For its part, the President’s Review Group had three good suggestions to increase transparency around all types of national security orders: 1) gag orders must only be issued when a judge finds reasonable grounds, under specific parameters; 2) gag orders should only last up to 180 days without re-approval; and 3) recipients of gag orders should be allowed to seek legal counsel to challenge the orders. In his speech last week, the President took none up of these suggestions, announcing only that “secrecy will not be indefinite” around NSLs.
If instituted, these recommendations would help increase the public’s trust in telco operations. Access believes US telcos should jointly advocate in favor of these sensible limits on gag orders, which accompany government requests that the companies likely receive every day.
International requests for data and website blocking
Verizon does not offer retail services to subscribers abroad, but extends services to its enterprise and business customers, and lists offices in about 10 locations globally.
Interestingly, the company said it does not answer direct requests from governments for data stored in a different country. Instead, it directs those governments to use diplomatic channels like the Mutual Legal Assistance Treaty (MLAT) process, which Access has recently explored in depth with an eye toward reform.

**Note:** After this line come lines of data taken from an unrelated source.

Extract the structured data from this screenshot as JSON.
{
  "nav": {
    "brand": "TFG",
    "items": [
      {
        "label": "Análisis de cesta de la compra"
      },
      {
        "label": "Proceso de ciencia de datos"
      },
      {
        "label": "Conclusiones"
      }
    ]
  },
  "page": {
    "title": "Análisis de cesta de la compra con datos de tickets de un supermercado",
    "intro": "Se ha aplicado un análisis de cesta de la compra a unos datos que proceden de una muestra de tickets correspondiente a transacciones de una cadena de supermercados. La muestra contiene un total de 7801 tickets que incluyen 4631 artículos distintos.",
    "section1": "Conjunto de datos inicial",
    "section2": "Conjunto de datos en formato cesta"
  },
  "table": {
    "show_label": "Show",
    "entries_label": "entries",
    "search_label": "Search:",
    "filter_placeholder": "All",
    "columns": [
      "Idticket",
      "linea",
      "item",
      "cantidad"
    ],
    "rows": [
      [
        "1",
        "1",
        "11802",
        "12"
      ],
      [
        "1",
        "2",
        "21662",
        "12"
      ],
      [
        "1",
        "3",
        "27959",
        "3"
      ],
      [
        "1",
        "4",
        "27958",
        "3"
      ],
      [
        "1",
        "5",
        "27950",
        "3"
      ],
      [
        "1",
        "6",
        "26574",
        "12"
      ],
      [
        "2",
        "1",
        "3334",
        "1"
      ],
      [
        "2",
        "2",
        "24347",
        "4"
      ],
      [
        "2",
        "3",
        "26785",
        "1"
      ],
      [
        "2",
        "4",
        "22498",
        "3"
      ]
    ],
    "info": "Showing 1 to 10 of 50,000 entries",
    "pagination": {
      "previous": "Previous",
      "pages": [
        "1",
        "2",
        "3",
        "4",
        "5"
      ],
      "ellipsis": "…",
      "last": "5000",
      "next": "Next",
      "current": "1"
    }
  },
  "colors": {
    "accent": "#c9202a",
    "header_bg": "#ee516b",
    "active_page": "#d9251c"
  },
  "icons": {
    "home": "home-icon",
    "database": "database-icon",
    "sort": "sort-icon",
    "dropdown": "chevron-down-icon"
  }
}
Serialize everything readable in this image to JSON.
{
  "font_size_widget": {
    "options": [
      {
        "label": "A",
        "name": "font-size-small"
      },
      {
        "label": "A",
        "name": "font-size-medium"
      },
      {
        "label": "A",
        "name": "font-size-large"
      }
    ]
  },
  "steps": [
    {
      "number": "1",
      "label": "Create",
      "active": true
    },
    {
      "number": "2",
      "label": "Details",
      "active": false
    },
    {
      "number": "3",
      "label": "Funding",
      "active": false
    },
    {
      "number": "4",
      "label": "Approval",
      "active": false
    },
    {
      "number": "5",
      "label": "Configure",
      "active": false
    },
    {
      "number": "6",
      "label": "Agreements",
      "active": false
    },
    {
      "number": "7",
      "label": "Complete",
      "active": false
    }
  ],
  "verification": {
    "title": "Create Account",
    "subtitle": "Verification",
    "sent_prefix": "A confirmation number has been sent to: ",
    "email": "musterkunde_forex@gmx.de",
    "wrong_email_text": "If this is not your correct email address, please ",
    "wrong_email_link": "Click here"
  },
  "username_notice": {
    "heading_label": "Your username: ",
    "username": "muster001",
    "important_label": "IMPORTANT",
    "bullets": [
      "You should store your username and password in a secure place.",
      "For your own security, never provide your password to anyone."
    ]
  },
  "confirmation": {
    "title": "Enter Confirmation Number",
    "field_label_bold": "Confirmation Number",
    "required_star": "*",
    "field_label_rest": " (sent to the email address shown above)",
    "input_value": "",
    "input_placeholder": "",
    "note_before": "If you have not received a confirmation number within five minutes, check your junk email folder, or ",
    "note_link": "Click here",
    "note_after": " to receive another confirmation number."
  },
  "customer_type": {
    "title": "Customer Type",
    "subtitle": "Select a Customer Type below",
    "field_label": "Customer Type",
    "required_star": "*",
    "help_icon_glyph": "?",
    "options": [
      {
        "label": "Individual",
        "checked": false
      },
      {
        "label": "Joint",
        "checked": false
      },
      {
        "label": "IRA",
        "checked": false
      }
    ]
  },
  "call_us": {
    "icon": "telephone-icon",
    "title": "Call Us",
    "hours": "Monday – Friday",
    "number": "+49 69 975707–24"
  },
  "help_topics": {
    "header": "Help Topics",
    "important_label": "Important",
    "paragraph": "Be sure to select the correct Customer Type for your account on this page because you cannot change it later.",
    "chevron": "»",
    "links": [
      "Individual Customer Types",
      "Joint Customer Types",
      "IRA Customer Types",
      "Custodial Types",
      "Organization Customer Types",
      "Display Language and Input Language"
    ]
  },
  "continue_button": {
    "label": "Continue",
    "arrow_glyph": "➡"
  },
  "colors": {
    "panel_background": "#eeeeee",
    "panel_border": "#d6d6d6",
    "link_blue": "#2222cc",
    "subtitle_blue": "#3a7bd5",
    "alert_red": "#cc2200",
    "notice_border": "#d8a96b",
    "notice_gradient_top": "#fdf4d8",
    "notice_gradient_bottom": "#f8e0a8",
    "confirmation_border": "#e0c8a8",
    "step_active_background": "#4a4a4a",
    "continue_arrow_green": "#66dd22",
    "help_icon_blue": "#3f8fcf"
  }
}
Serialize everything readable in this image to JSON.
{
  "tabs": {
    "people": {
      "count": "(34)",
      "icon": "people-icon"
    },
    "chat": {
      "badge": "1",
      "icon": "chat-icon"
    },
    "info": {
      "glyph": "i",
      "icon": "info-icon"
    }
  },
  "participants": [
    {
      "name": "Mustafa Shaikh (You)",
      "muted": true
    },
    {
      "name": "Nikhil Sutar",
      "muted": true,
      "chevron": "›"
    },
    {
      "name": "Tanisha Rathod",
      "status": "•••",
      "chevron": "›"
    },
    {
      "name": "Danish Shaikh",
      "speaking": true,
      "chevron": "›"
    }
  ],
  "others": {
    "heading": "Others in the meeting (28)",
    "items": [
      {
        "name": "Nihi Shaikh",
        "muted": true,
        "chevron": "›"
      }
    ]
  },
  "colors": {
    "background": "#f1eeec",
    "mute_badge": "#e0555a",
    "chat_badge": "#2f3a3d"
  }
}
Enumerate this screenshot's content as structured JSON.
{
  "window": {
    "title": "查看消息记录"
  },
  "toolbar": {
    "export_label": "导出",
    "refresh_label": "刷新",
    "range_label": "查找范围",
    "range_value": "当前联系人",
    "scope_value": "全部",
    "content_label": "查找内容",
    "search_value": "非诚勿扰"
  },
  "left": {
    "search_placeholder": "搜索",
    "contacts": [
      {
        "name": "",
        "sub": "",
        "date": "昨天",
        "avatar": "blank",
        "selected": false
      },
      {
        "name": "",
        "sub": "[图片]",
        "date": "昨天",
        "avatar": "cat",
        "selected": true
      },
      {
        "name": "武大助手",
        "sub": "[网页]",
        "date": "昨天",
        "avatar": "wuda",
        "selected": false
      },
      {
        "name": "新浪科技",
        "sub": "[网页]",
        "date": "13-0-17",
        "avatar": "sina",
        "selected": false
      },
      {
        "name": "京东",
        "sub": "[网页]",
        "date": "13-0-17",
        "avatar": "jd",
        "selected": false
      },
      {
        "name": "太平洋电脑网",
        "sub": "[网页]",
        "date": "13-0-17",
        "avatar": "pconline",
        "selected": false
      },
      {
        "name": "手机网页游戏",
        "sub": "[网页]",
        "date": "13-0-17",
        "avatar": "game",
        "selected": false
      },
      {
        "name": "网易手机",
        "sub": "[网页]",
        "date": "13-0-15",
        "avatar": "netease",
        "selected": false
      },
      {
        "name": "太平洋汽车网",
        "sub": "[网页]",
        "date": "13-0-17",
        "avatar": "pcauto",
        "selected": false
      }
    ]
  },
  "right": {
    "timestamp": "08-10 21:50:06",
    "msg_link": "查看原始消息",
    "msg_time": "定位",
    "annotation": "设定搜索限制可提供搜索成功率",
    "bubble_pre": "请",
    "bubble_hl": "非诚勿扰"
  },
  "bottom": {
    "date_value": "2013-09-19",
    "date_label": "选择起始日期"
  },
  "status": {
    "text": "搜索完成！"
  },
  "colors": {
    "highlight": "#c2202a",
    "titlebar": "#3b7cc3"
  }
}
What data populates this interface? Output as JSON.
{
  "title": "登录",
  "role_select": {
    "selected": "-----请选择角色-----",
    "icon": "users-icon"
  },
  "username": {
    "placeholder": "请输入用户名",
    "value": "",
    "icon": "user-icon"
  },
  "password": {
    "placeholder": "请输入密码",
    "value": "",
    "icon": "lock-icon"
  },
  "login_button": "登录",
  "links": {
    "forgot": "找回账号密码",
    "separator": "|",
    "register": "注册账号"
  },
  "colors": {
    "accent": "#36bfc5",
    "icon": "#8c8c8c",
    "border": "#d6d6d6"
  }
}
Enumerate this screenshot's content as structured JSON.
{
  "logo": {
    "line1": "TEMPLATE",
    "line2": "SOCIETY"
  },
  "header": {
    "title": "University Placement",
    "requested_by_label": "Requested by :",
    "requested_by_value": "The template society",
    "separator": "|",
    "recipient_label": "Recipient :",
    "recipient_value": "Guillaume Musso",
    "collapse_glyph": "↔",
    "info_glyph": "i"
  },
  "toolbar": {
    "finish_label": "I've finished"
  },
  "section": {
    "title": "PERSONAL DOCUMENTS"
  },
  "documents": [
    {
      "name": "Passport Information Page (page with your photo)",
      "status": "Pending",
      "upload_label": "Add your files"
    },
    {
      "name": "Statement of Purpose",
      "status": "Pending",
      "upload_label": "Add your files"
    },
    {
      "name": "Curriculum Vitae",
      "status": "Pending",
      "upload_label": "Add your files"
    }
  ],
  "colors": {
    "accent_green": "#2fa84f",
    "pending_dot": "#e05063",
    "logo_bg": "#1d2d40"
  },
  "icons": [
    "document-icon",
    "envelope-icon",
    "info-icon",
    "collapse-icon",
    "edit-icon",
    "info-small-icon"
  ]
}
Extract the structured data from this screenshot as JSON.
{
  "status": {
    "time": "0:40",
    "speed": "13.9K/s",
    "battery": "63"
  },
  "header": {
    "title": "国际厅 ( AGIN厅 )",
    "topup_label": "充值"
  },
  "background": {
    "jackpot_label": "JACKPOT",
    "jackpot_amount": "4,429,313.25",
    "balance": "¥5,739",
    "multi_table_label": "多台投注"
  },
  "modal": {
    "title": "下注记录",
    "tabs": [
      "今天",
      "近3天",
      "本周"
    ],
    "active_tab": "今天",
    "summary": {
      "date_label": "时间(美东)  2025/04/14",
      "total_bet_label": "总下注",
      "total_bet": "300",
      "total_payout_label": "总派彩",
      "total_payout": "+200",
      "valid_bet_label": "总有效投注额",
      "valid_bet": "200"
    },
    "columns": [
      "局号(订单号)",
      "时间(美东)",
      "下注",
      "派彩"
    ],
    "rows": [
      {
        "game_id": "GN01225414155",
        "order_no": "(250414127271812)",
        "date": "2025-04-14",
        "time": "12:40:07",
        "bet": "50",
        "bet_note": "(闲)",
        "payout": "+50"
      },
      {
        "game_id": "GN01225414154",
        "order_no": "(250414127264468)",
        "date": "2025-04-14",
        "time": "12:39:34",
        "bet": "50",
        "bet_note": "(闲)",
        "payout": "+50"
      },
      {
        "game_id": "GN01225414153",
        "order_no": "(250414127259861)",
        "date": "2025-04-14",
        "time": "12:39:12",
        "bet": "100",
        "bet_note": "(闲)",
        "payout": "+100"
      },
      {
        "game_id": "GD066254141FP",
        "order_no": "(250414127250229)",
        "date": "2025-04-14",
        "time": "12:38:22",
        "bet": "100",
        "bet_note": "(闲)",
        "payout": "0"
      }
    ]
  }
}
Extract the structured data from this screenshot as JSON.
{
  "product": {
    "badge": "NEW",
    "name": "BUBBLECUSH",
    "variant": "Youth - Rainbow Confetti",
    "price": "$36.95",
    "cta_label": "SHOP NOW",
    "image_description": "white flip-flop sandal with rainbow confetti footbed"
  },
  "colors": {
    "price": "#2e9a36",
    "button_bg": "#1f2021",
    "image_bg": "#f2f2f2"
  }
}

Some countries do not allow disclosure, including Australia and India, the report notes. Australia limits disclosure of the number of warrants received for interception or stored communications. India precludes any discussion of requests for user data or blocking. It would be helpful if Verizon listed the actual laws prohibiting disclosure, as Vodafone recently promised to do, but even these limited revelations are useful for user rights advocates in those countries.
Website blocking was requested by 5 countries. Colombia’s government required blocking of around 1,200 websites, claiming it containted child pornography. Greece requested blocking of 424 online gambling sites. Belgium (37) and Portugal (2) requested blocking for gambling or copyright issues, while India’s requests are not disclosable per its laws. These data help build a picture of laws and policies on free expression online across the world, and raise questions on best practices. For instance, the fact that Colombia relies on Verizon to block alleged child pornography sites calls into question that government’s strategy and priorities. Instead of blocking access to websites, the government should focus on punishing the creators and viewers of the unlawful material, and help to form a strong international coalition and improve national legal infrastructure to actually remove these unlawful sites.
Room to grow
Access supports Verizon’s strong call for government transparency to complement corporate disclosures on compliance with law enforcement requests. We also agree with Verizon’s assessment that there’s room to grow, both for Verizon’s Transparency Report, and for companies worldwide to push back against government secrecy around surveillance data. All telcos should issue transparency reports regularly, including on national security requests, and, where they are prohibited from disclosures, should publicly name the laws or regulations at issue. At the same time, minimizing the amount of user data they retain, and the length of time data is held, would go far to relieving the pressure on telcos to hand private user information over to governments.
Access looks forward to more telcos issuing data like Credo and Verizon have offered, giving users an easy way to judge how their privacy is respected in the real world.